NEWS – The UK’s National Health Service (NHS) is effectively being held to ransom by the legal industry, as efforts to contain soaring clinical negligence costs are proving ineffective and the main cost-driving factors are “largely outside the health system’s control”, the National Audit Office (NAO) has warned.

Spending from the Clinical Negligence Scheme for Trusts has quadrupled over the last 10 years to £1.6bn in 2016-17, of which legal fees accounted for £487m, up 632% (from £77m) over the same period, an NAO analysis published today reveals.

This increase is due mainly to the growth in small and medium-value claims, with legal costs actually exceeding the damages payments in 61% of cases. Meanwhile, the increasing level of damages awarded for high-value claims is also a key factor.

The number of claims has risen from 2,800 in 2006-07, to 7,300 in 2016-17. However, only an estimated 45% of the growth in spending is directly attributable to that rise, the NAO notes.

In the coming years, overall spending on clinical negligence is expected to escalate further, doubling to £3.2bn per year by 2020-21.

The impact of this situation on an already stretched NHS is significant. Higher proportions of clinical negligence spending are associated with a significant risk of financial difficulty, the NAO has found. In 2015-16, all 14 trusts which spent 4% or more of revenues on clinical negligence claims were in deficit.

The solutions proposed by the Department of Health and NHS Resolution are unlikely to contain these soaring costs, the NAO believes. This poses a growing risk to healthcare accessibility and quality, it warns.
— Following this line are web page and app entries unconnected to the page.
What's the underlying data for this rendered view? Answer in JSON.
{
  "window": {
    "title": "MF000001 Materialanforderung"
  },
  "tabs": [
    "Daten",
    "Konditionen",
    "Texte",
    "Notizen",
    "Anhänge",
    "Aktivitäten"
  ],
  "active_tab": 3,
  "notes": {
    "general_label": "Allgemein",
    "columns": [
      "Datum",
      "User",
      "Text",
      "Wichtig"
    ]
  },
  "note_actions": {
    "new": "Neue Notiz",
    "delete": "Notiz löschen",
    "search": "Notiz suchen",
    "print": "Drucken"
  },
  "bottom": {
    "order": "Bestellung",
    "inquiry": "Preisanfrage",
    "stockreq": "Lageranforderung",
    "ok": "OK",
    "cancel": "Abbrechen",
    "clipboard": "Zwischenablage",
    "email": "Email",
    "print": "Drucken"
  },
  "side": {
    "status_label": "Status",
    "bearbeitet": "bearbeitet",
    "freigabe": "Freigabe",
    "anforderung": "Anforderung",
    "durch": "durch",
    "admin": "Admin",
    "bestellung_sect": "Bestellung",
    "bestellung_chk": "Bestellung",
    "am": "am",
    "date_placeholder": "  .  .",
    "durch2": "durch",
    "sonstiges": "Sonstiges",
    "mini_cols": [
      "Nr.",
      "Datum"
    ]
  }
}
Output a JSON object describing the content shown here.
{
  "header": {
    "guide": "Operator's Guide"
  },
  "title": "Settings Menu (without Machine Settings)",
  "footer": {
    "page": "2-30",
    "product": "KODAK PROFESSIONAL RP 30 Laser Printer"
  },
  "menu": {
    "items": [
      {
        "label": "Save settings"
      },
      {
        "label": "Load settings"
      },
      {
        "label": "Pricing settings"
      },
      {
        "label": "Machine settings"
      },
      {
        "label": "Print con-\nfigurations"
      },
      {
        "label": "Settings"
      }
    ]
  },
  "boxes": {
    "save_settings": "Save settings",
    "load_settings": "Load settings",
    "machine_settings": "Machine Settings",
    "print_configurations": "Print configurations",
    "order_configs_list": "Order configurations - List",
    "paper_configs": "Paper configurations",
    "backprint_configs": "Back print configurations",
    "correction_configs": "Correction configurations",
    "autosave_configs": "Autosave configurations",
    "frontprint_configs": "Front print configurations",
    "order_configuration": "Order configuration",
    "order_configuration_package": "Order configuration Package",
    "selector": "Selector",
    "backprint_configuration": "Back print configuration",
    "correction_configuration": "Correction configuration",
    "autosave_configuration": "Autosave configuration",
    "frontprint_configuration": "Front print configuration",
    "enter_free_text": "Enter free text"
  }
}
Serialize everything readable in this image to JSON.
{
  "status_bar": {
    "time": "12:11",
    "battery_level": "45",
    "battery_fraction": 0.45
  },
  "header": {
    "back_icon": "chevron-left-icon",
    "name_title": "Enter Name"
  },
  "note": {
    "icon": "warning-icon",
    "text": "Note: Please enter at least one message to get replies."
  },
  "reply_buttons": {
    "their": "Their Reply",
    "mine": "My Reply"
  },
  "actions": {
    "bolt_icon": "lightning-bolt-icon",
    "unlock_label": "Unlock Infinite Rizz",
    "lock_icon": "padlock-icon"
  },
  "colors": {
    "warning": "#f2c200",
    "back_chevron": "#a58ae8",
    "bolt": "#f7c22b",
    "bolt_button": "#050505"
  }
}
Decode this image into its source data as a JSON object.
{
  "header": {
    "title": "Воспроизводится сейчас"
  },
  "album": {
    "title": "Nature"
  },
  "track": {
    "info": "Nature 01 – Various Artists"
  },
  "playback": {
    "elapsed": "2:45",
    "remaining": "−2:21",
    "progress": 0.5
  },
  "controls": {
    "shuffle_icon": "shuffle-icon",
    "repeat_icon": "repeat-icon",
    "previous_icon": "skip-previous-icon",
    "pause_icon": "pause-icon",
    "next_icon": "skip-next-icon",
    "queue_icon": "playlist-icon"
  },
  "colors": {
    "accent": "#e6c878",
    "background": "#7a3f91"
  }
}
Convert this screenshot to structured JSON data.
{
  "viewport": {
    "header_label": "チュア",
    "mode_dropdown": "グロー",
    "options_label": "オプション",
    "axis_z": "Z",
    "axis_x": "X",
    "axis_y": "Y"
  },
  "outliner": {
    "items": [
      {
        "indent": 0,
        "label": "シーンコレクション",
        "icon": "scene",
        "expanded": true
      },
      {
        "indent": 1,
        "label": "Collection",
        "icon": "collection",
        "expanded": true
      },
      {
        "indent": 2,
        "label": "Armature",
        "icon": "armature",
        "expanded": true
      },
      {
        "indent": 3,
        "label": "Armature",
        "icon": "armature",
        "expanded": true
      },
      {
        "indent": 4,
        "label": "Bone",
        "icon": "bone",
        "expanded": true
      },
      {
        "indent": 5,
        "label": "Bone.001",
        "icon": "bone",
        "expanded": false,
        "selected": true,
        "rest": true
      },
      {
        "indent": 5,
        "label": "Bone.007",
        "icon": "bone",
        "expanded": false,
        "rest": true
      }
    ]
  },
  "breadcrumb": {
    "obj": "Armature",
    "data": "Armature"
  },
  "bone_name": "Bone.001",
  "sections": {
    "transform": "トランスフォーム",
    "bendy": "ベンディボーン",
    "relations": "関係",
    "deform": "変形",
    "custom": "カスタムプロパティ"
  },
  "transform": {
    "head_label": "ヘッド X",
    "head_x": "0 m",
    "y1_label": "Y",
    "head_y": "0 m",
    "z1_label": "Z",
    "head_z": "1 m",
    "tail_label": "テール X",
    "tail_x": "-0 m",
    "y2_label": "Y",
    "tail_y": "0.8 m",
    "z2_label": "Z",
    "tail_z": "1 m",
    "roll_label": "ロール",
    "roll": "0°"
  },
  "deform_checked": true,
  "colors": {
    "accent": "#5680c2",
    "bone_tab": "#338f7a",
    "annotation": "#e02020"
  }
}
Efforts to challenge excessive legal costs are saving an estimated £144m per year (2015-16), and new plans could cut a further £90m per year by 2010-21 “if successfully implemented”, says the NAO. However, these savings pale against the costs involved.

Instead, only “significant activity in policy and legislation” across various government departments can bring the fundamental changes needed, claims the NAO. As things stand, “the government lacks a coherent cross-government strategy, underpinned by policy, to support measures to tackle the rising cost of clinical negligence”, it said.

The government is due to respond formally to this NAO report in due course.

Meanwhile, the NAO’s forthcoming “NHS Financial Sustainability” report, due to be published in late 2017, will explore the progress made by the government and arm’s-length healthcare bodies in achieving financial sustainability in 2016-17.

Last year, the NAO criticised government plans to close an estimated £22bn gap in resources by 2020-21 as “not fully tested” and lacking incentives for local NHS bodies to achieve targets which it described as “unrealistic”.